What being in this ‘New Wave’ has meant to me is that I understand that games not only owe something to our wider culture, but that culture owes something to games, and when we try to close ourselves off and say ‘there is no politics here’ or ‘there is no hurt here’ or ‘this joy is unique to the playing of video games’ we are doing ourselves a disservice. Reading other people’s opinions have opened my mind to the fact that just like everything else we encounter in the human experience, games are a reflection of us. They come from us, of course they can say what is on our mind. If there is anything that staying on games developers’ couches for a year has taught me, it is that: games are a reflection of us. That means that anything that gets in a newspaper can be in a game. Anything that is in a book can be a game. A vista you saw, a feeling you had, any part of our lives can end up in a game. It can be Super Hexagon, it can be Dishonored, it can be Canabalt. Their systems do not merely happen through cannibalising other games. They happen through living.

When I was in Australia, I was walking along a street in Brisbane, and I saw a little kid playing ‘hot lava’ with the coloured paving stones on the street, jumping from stone to stone. I think I saw a little game developer. When she grows up she might not have to make a game about what you and I make games about. She might have some entirely different things she wants to convey through play. Isn’t that exciting?

Seeing a little more of that reflection of ourselves in the mirror is a terrifying and wonderful thing. But it is what makes me smile at night, and it is what makes me excited to get up in the morning. I think that is what the New Wave is trying to say. We try to find the spirit of video games in the wider world, where they are going, and predict how great they can be. Play is for everyone: I have figured it out now. I think I can move on.

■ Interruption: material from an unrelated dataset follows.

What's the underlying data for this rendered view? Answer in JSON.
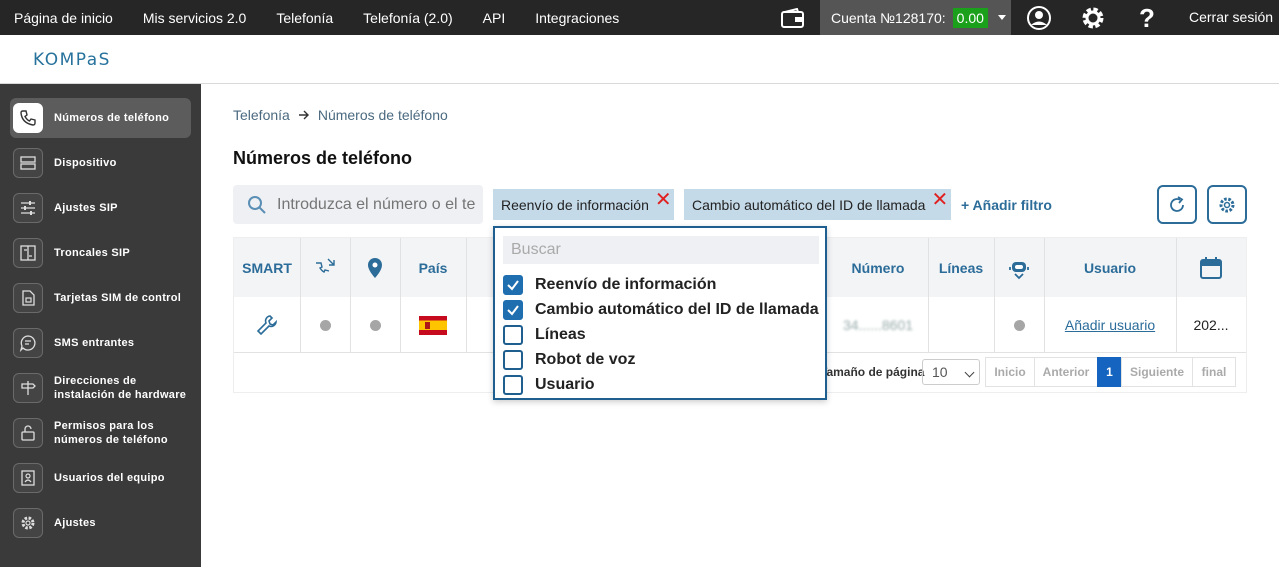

If you would like to read/watch what I consider some of my best work, you can consult the ‘Portfolio’ tab at the top right. I think the criticism I wrote for The Guardian in verse form is close to my heart, as is my piece on Increpare’s work. The whole Embed With Games archive is available here.